Date of Award


Degree Type


Degree Name

Doctor of Philosophy (PhD)



First Advisor

Robin D. Morris - Chair

Second Advisor

Marise Parent

Third Advisor

Anthony Stringer

Fourth Advisor

David Washburn
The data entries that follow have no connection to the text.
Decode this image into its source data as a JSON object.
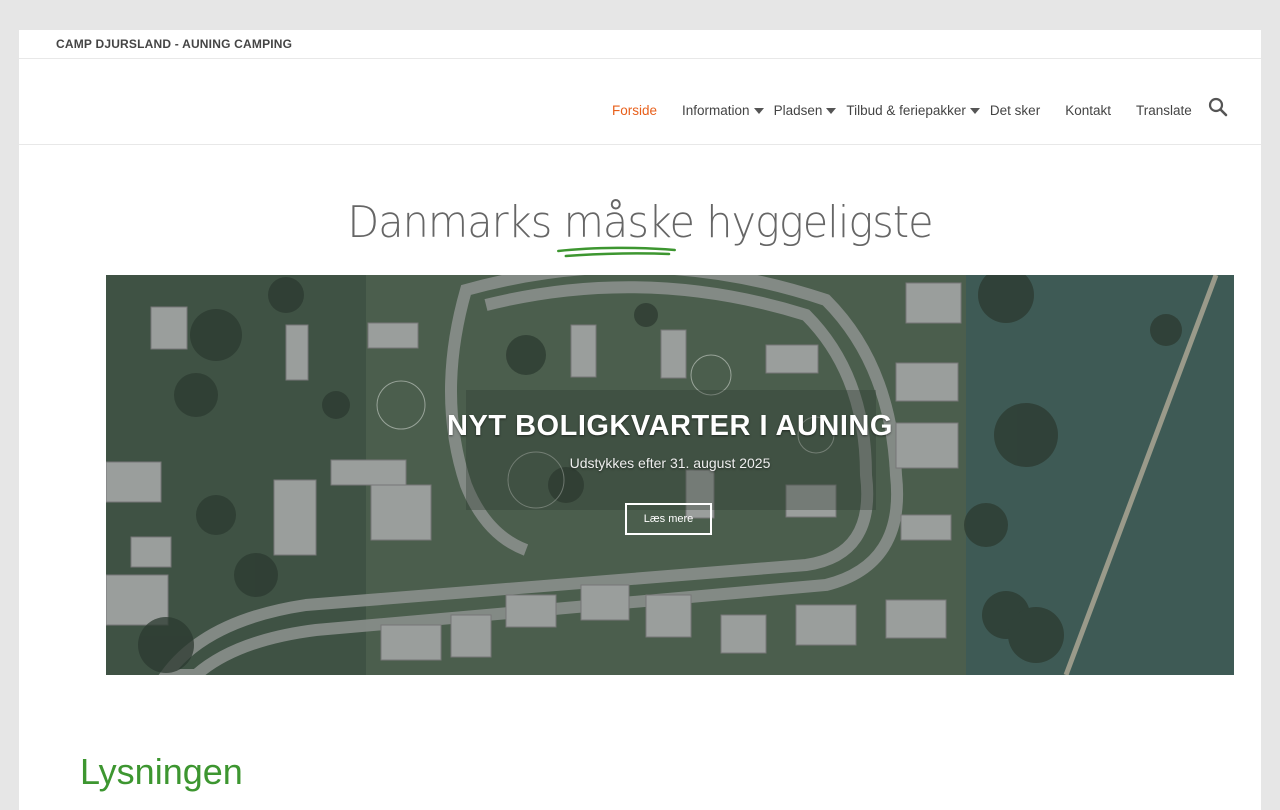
{
  "site": {
    "title": "CAMP DJURSLAND - AUNING CAMPING"
  },
  "nav": {
    "items": [
      {
        "label": "Forside",
        "active": true,
        "dropdown": false
      },
      {
        "label": "Information",
        "active": false,
        "dropdown": true
      },
      {
        "label": "Pladsen",
        "active": false,
        "dropdown": true
      },
      {
        "label": "Tilbud & feriepakker",
        "active": false,
        "dropdown": true
      },
      {
        "label": "Det sker",
        "active": false,
        "dropdown": false
      },
      {
        "label": "Kontakt",
        "active": false,
        "dropdown": false
      },
      {
        "label": "Translate",
        "active": false,
        "dropdown": false
      }
    ],
    "search_icon": "search-icon",
    "active_color": "#e8601c"
  },
  "tagline": {
    "pre": "Danmarks ",
    "mid": "måske",
    "post": " hyggeligste"
  },
  "banner": {
    "title": "NYT BOLIGKVARTER I AUNING",
    "subtitle": "Udstykkes efter 31. august 2025",
    "button_label": "Læs mere"
  },
  "section": {
    "heading": "Lysningen"
  },
  "colors": {
    "accent_green": "#3d9630",
    "banner_bg": "#4a5d4c"
  }
}
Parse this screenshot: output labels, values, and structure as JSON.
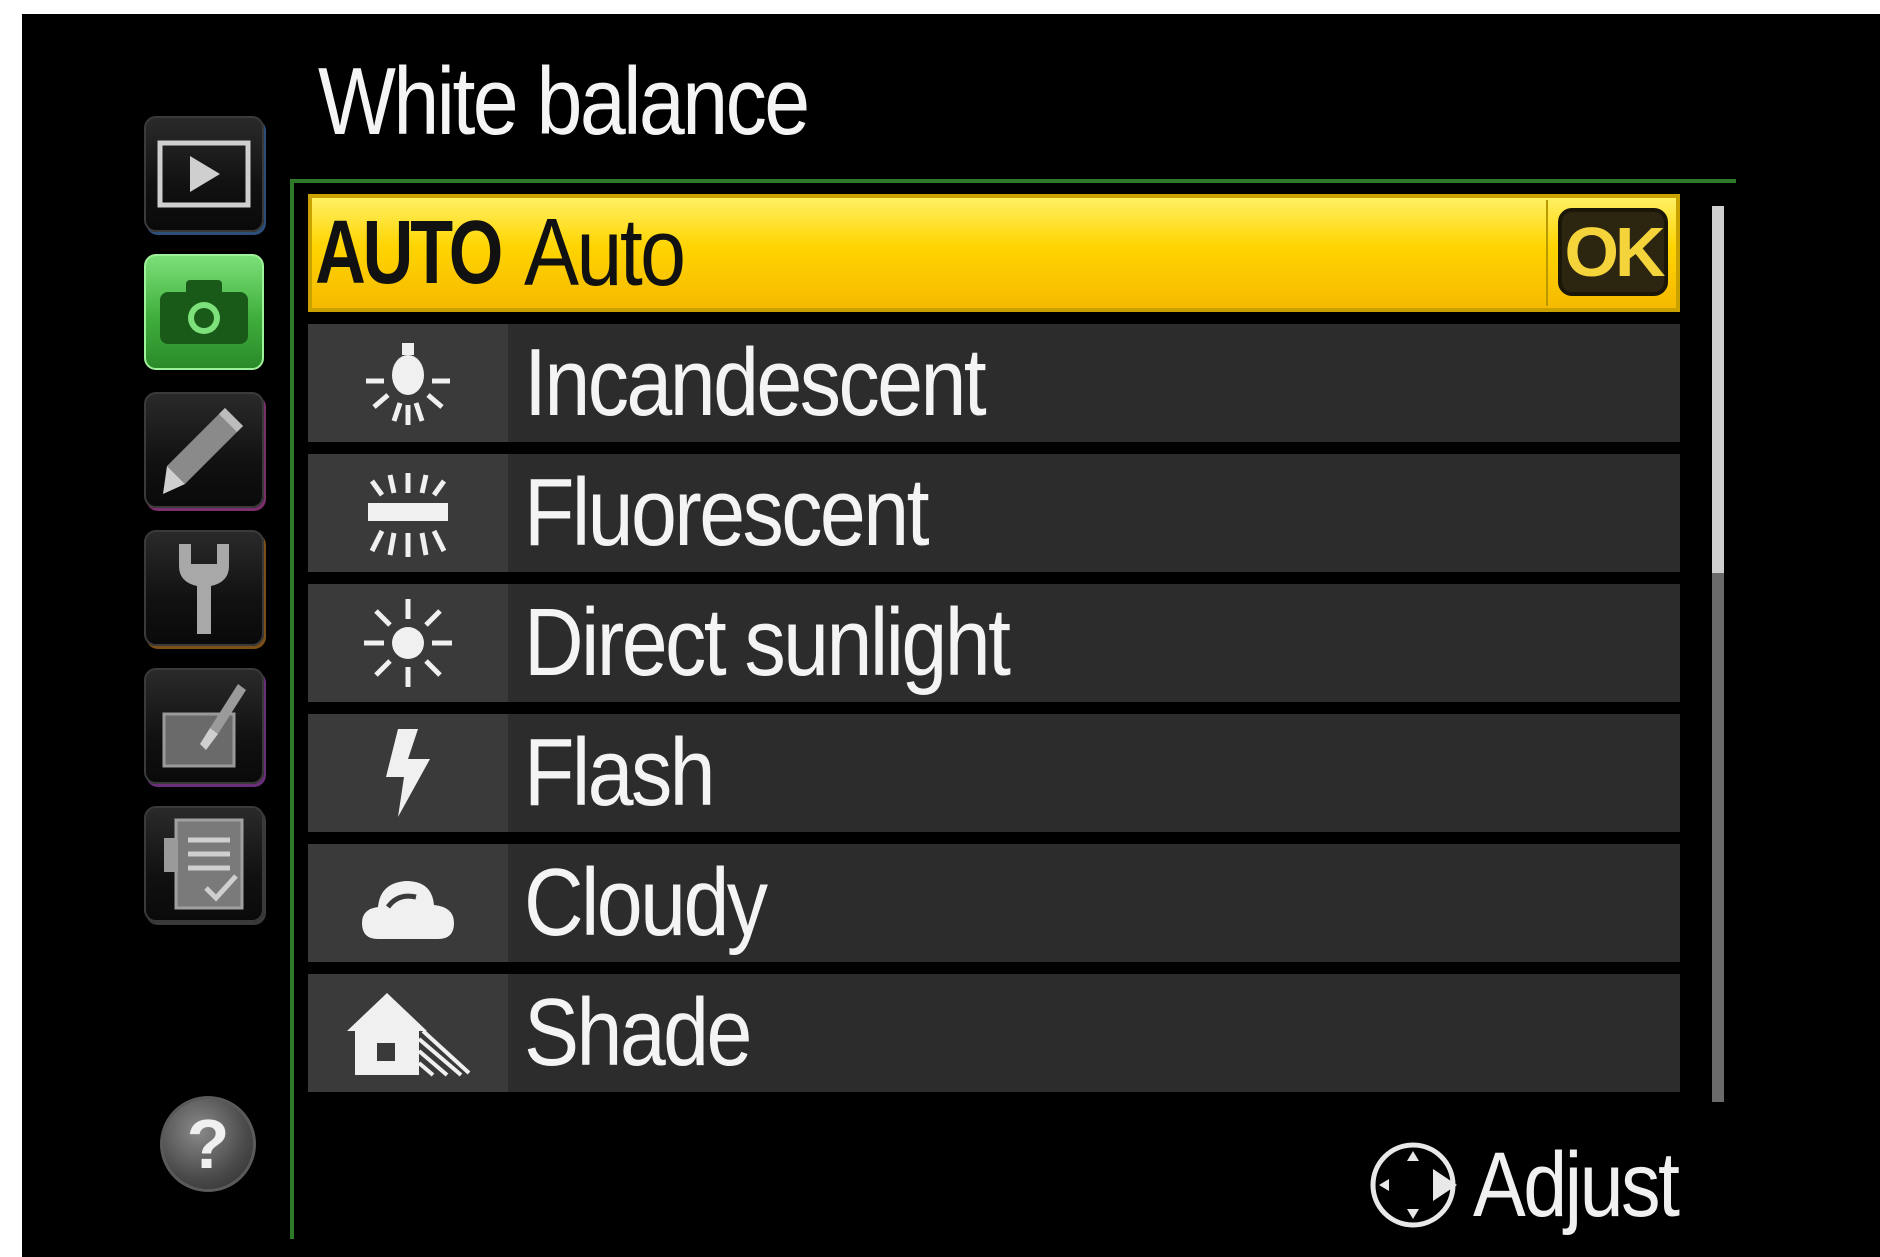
{
  "title": "White balance",
  "tabs": [
    {
      "name": "playback-menu-tab",
      "icon": "play-icon"
    },
    {
      "name": "shooting-menu-tab",
      "icon": "camera-icon",
      "active": true
    },
    {
      "name": "custom-settings-tab",
      "icon": "pencil-icon"
    },
    {
      "name": "setup-menu-tab",
      "icon": "wrench-icon"
    },
    {
      "name": "retouch-menu-tab",
      "icon": "retouch-brush-icon"
    },
    {
      "name": "recent-settings-tab",
      "icon": "clipboard-check-icon"
    }
  ],
  "help": {
    "label": "?"
  },
  "options": [
    {
      "icon": "auto-icon",
      "icon_text": "AUTO",
      "label": "Auto",
      "selected": true,
      "badge": "OK"
    },
    {
      "icon": "incandescent-bulb-icon",
      "label": "Incandescent"
    },
    {
      "icon": "fluorescent-icon",
      "label": "Fluorescent"
    },
    {
      "icon": "sun-icon",
      "label": "Direct sunlight"
    },
    {
      "icon": "flash-icon",
      "label": "Flash"
    },
    {
      "icon": "cloud-icon",
      "label": "Cloudy"
    },
    {
      "icon": "shade-house-icon",
      "label": "Shade"
    }
  ],
  "scrollbar": {
    "visible_fraction": 0.41
  },
  "footer": {
    "action_icon": "multi-selector-right-icon",
    "action_label": "Adjust"
  },
  "colors": {
    "selected_yellow": "#ffd400",
    "active_tab_green": "#3fae3c",
    "row_bg": "#2c2c2c",
    "icon_cell_bg": "#3a3a3a",
    "ok_text": "#f4d43a"
  }
}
Memory impairments are common in individuals with temporal lobe epilepsy (TLE). This is understandable given that temporal lobe brain structures involved in TLE play a central role in encoding memories. It is widely accepted that individuals whose seizure focus is in the left temporal lobe (LTLE) tend to have verbal memory impairments, whereas individuals whose seizure focus is in the right temporal lobe (RTLE) tend to have visuospatial memory impairments. However, evidence of functional subdivisions within the left and right temporal lobes in both the animal and human literature suggest that more specific subtypes of memory impairment may exist in TLE based on differences in seizure foci. The aim of this study was to identify more specific subtypes of memory-impairments in patients with intractable TLE using several measures of memory functioning and cluster analysis. Identification of more specific memory subtypes in TLE could have prognostic significance for patients and contribute to our knowledge about the organization of memory systems of the human brain. Four memory subtypes were identified in this sample: 1) patients with mild to moderate figural memory deficits; 2) patients with moderate to severe figural memory deficits, mild facial recognition deficits, and mild attention/concentration deficits; 3) patients with severe figural memory deficits and mild verbal episodic memory deficits; and 4) patients with no episodic or semantic memory deficits. Unexpectedly, the subtypes found did not exhibit the expected pattern of verbal memory impairments with left temporal lobe damage/dysfunction or visuospatial memory impairments with right temporal lobe damage/dysfunction. However, consistent with the literature, there was a trend towards some clusters with better verbal memory having higher left hippocampal volumes; and a trend towards one cluster with facial recognition deficits having lower anterior temporal lobe volumes. Small sample sizes in this study limited the ability to clearly validate many of the cluster differences, particularly differences in brain volumes. Nevertheless, the results of this study support the hypothesis that subtypes of memory impairment do exist in patients with TLE. With larger sample sizes, it is plausible that additional subtypes may be found, or the characteristics of the subtypes found may become clearer.


Included in

Psychology Commons